Early next year, Luminant will permanently shut down all three units at its Monticello plant in Titus County and both units at its Sandow plant in Milam County. One of the Sandow units has operated for just eight years.
Luminant said it will shut down both of its Big Brown units in Freestone County and seek a buyer; presumably, with no takers, that plant would also be scrapped.
Lignite mines at all the plants are also closing. Texas burns a combination of its own lignite and Wyoming coal.
Especially striking is how little effect the plants’ closures are expected to have on power supplies. Texas’ grid operator says supplies should be fine well into 2018, even accounting for the shutdowns – largely because new natural gas, wind and solar generation has come online recently. In July, natural gas and renewables accounted for a combined 64 percent of Texas’ electricity production.
It’s a breathtaking turnaround. In 2007, the former TXU and other Texas generators suggested that Texas might go dark without every possible megawatt from coal, an effort to win support for a fleet of new plants. TXU ran scary commercials ominously hinting that your baby’s night light might go out unless Texas burned lots more coal.
It was bad timing on a colossal scale. Fracking was about to flood the market with cheap natural gas, sending wholesale electricity prices that generators receive – which track natural gas prices – into a spiral. This year, the electric grid that covers most of Texas has had some of the nation’s lowest wholesale power prices.
UT projection: Wind will soon surpass coal
What looks to current Luminant owner Vistra Energy like a case of “challenging plant and market economics” looks to President Donald J. Trump like a “war on coal,” shorthand for Obama administration environmental rules.
Taking a lead from the White House, Energy Secretary (and former Texas Gov.) Rick Perry ordered a study of whether renewables such as wind and solar were unfairly forcing coal and nuclear plants to shut down. Although the answer was no, the study was widely seen as an attempt to offer a “lifeline” to endangered coal and nuclear.
Speaking in Houston recently, former Rep. Bob Inglis, a South Carolina Republican now pressing for market action on climate change, called the war on coal a myth.
During a panel discussion at Rice University’s Baker Institute on Public Policy, Inglis recalled a scene from Saving Private Ryan in which Tom Hanks’ character fires at an oncoming German tank – with his handgun.
“If there’s a war on coal,” Inglis said, “the guy on the ground is Obama.”
The regulatory proposal that emerged from Perry’s “lifeline” study is scheduled to go before the independent Federal Energy Regulatory Commission (FERC) in January for possible adoption.
The Washington Post recently described the industry-urged proposal as a way to “deliver new subsidies to a handful of coal and nuclear companies and keep open decrepit half-century old plants” in the Midwest and Northeast.
The outcome at FERC is unclear.

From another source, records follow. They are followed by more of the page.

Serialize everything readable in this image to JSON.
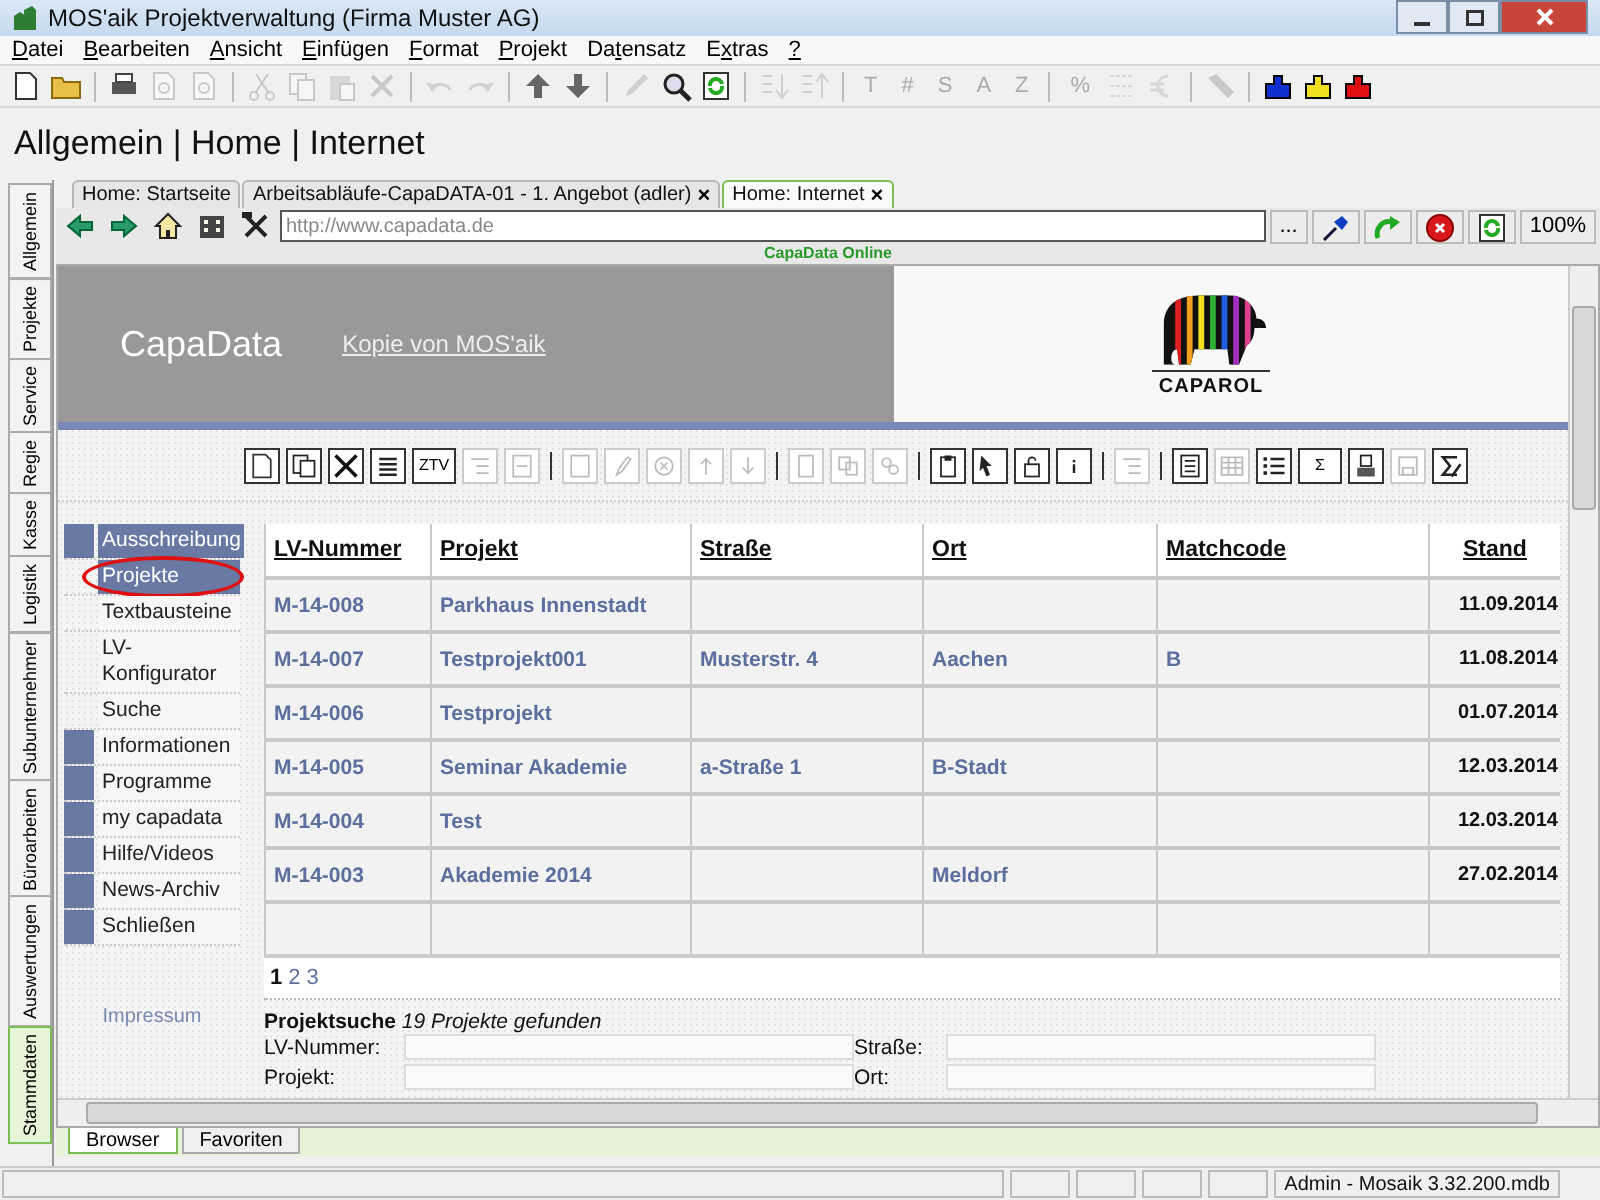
{
  "window": {
    "title": "MOS'aik Projektverwaltung (Firma Muster AG)"
  },
  "menu": [
    {
      "key": "D",
      "post": "atei"
    },
    {
      "key": "B",
      "post": "earbeiten"
    },
    {
      "key": "A",
      "post": "nsicht"
    },
    {
      "key": "E",
      "post": "infügen"
    },
    {
      "key": "F",
      "post": "ormat"
    },
    {
      "key": "P",
      "post": "rojekt"
    },
    {
      "pre": "Da",
      "key": "t",
      "post": "ensatz"
    },
    {
      "pre": "E",
      "key": "x",
      "post": "tras"
    },
    {
      "key": "?"
    }
  ],
  "toolbar": [
    {
      "kind": "icon",
      "disabled": false
    },
    {
      "kind": "icon",
      "disabled": false
    },
    {
      "kind": "separator"
    },
    {
      "kind": "icon",
      "disabled": false
    },
    {
      "kind": "icon",
      "disabled": true
    },
    {
      "kind": "icon",
      "disabled": true
    },
    {
      "kind": "separator"
    },
    {
      "kind": "icon",
      "disabled": true
    },
    {
      "kind": "icon",
      "disabled": true
    },
    {
      "kind": "icon",
      "disabled": true
    },
    {
      "kind": "icon",
      "disabled": true
    },
    {
      "kind": "separator"
    },
    {
      "kind": "icon",
      "disabled": true
    },
    {
      "kind": "icon",
      "disabled": true
    },
    {
      "kind": "separator"
    },
    {
      "kind": "icon",
      "disabled": false
    },
    {
      "kind": "icon",
      "disabled": false
    },
    {
      "kind": "separator"
    },
    {
      "kind": "icon",
      "disabled": true
    },
    {
      "kind": "icon",
      "disabled": false
    },
    {
      "kind": "icon",
      "disabled": false
    },
    {
      "kind": "separator"
    },
    {
      "kind": "icon",
      "disabled": true
    },
    {
      "kind": "icon",
      "disabled": true
    },
    {
      "kind": "separator"
    },
    {
      "kind": "text",
      "label": "T",
      "disabled": true
    },
    {
      "kind": "text",
      "label": "#",
      "disabled": true
    },
    {
      "kind": "text",
      "label": "S",
      "disabled": true
    },
    {
      "kind": "text",
      "label": "A",
      "disabled": true
    },
    {
      "kind": "text",
      "label": "Z",
      "disabled": true
    },
    {
      "kind": "separator"
    },
    {
      "kind": "text",
      "label": "%",
      "disabled": true
    },
    {
      "kind": "icon",
      "disabled": true
    },
    {
      "kind": "icon",
      "disabled": true
    },
    {
      "kind": "separator"
    },
    {
      "kind": "icon",
      "disabled": true
    },
    {
      "kind": "separator"
    },
    {
      "kind": "icon",
      "disabled": false
    },
    {
      "kind": "icon",
      "disabled": false
    },
    {
      "kind": "icon",
      "disabled": false
    }
  ],
  "breadcrumb": "Allgemein | Home | Internet",
  "side_tabs": [
    {
      "label": "Allgemein",
      "selected": false
    },
    {
      "label": "Projekte",
      "selected": false
    },
    {
      "label": "Service",
      "selected": false
    },
    {
      "label": "Regie",
      "selected": false
    },
    {
      "label": "Kasse",
      "selected": false
    },
    {
      "label": "Logistik",
      "selected": false
    },
    {
      "label": "Subunternehmer",
      "selected": false
    },
    {
      "label": "Büroarbeiten",
      "selected": false
    },
    {
      "label": "Auswertungen",
      "selected": false
    },
    {
      "label": "Stammdaten",
      "selected": true
    }
  ],
  "doc_tabs": [
    {
      "label": "Home: Startseite",
      "closable": false,
      "selected": false
    },
    {
      "label": "Arbeitsabläufe-CapaDATA-01 - 1. Angebot (adler)",
      "closable": true,
      "selected": false
    },
    {
      "label": "Home: Internet",
      "closable": true,
      "selected": true
    }
  ],
  "close_glyph": "×",
  "browser": {
    "url": "http://www.capadata.de",
    "more_button": "...",
    "zoom": "100%",
    "status_text": "CapaData Online"
  },
  "page": {
    "brand": "CapaData",
    "header_link": "Kopie von MOS'aik",
    "logo_text": "CAPAROL",
    "web_toolbar": [
      {
        "kind": "icon",
        "disabled": false
      },
      {
        "kind": "icon",
        "disabled": false
      },
      {
        "kind": "icon",
        "disabled": false
      },
      {
        "kind": "icon",
        "disabled": false
      },
      {
        "kind": "text",
        "label": "ZTV",
        "disabled": false
      },
      {
        "kind": "icon",
        "disabled": true
      },
      {
        "kind": "icon",
        "disabled": true
      },
      {
        "kind": "separator"
      },
      {
        "kind": "icon",
        "disabled": true
      },
      {
        "kind": "icon",
        "disabled": true
      },
      {
        "kind": "icon",
        "disabled": true
      },
      {
        "kind": "icon",
        "disabled": true
      },
      {
        "kind": "icon",
        "disabled": true
      },
      {
        "kind": "separator"
      },
      {
        "kind": "icon",
        "disabled": true
      },
      {
        "kind": "icon",
        "disabled": true
      },
      {
        "kind": "icon",
        "disabled": true
      },
      {
        "kind": "separator"
      },
      {
        "kind": "icon",
        "disabled": false
      },
      {
        "kind": "icon",
        "disabled": false
      },
      {
        "kind": "icon",
        "disabled": false
      },
      {
        "kind": "icon",
        "disabled": false
      },
      {
        "kind": "separator"
      },
      {
        "kind": "icon",
        "disabled": true
      },
      {
        "kind": "separator"
      },
      {
        "kind": "icon",
        "disabled": false
      },
      {
        "kind": "icon",
        "disabled": true
      },
      {
        "kind": "icon",
        "disabled": false
      },
      {
        "kind": "text",
        "label": "Σ",
        "disabled": false
      },
      {
        "kind": "icon",
        "disabled": false
      },
      {
        "kind": "icon",
        "disabled": true
      },
      {
        "kind": "icon",
        "disabled": false
      }
    ],
    "nav": [
      {
        "label": "Ausschreibung",
        "expanded": true,
        "children": [
          {
            "label": "Projekte",
            "selected": true,
            "circled": true
          },
          {
            "label": "Textbausteine",
            "selected": false,
            "circled": false
          },
          {
            "label": "LV-Konfigurator",
            "selected": false,
            "circled": false
          },
          {
            "label": "Suche",
            "selected": false,
            "circled": false
          }
        ]
      },
      {
        "label": "Informationen",
        "expanded": false
      },
      {
        "label": "Programme",
        "expanded": false
      },
      {
        "label": "my capadata",
        "expanded": false
      },
      {
        "label": "Hilfe/Videos",
        "expanded": false
      },
      {
        "label": "News-Archiv",
        "expanded": false
      },
      {
        "label": "Schließen",
        "expanded": false
      }
    ],
    "impressum": "Impressum",
    "table": {
      "columns": [
        "LV-Nummer",
        "Projekt",
        "Straße",
        "Ort",
        "Matchcode",
        "Stand"
      ],
      "rows": [
        {
          "lv_nummer": "M-14-008",
          "projekt": "Parkhaus Innenstadt",
          "stand": "11.09.2014"
        },
        {
          "lv_nummer": "M-14-007",
          "projekt": "Testprojekt001",
          "strasse": "Musterstr. 4",
          "ort": "Aachen",
          "matchcode": "B",
          "stand": "11.08.2014"
        },
        {
          "lv_nummer": "M-14-006",
          "projekt": "Testprojekt",
          "stand": "01.07.2014"
        },
        {
          "lv_nummer": "M-14-005",
          "projekt": "Seminar Akademie",
          "strasse": "a-Straße 1",
          "ort": "B-Stadt",
          "stand": "12.03.2014"
        },
        {
          "lv_nummer": "M-14-004",
          "projekt": "Test",
          "stand": "12.03.2014"
        },
        {
          "lv_nummer": "M-14-003",
          "projekt": "Akademie 2014",
          "ort": "Meldorf",
          "stand": "27.02.2014"
        }
      ]
    },
    "pages": [
      {
        "label": "1",
        "selected": true
      },
      {
        "label": "2",
        "selected": false
      },
      {
        "label": "3",
        "selected": false
      }
    ],
    "search": {
      "heading": "**Projektsuche** *19 Projekte gefunden*",
      "fields": [
        {
          "label": "LV-Nummer:"
        },
        {
          "label": "Straße:"
        },
        {
          "label": "Projekt:"
        },
        {
          "label": "Ort:"
        }
      ]
    }
  },
  "bottom_tabs": [
    {
      "label": "Browser",
      "selected": true
    },
    {
      "label": "Favoriten",
      "selected": false
    }
  ],
  "status_bar": {
    "info": "Admin - Mosaik 3.32.200.mdb"
  }
}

Perry’s proposal, the Post reported, has “roused overwhelming bipartisan opposition because it would help a small number of firms at the expense of millions of consumers.”
FERC regulates the transmission of electricity between states. But 90 percent of the electricity grid in Texas, with no import or export connection to other states, is regulated by ERCOT, the Electricity Reliability Council of Texas. That means the Perry proposal is not expected to have any direct impact on the former governor’s home state.
Randy Lee Loftis is a senior editor at Texas Climate News.